##### Input records #####

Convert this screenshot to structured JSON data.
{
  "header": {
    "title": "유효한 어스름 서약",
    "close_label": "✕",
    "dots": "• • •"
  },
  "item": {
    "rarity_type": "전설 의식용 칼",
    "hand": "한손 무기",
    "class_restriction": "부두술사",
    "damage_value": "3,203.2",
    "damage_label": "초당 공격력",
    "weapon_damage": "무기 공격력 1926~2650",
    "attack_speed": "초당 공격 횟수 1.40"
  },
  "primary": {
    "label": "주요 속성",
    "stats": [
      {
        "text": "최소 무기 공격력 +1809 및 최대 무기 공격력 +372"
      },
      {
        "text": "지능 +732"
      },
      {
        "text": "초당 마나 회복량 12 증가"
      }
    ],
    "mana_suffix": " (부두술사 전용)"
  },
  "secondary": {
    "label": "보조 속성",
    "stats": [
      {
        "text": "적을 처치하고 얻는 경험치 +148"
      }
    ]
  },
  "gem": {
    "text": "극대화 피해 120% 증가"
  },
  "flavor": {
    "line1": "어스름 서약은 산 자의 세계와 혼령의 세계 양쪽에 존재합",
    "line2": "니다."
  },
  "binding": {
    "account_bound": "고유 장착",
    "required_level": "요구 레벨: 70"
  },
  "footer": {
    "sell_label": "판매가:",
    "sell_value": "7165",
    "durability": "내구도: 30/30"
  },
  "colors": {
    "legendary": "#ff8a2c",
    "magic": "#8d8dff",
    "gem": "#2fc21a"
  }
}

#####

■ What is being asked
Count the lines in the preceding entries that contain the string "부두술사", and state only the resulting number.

■ Exercise answer
2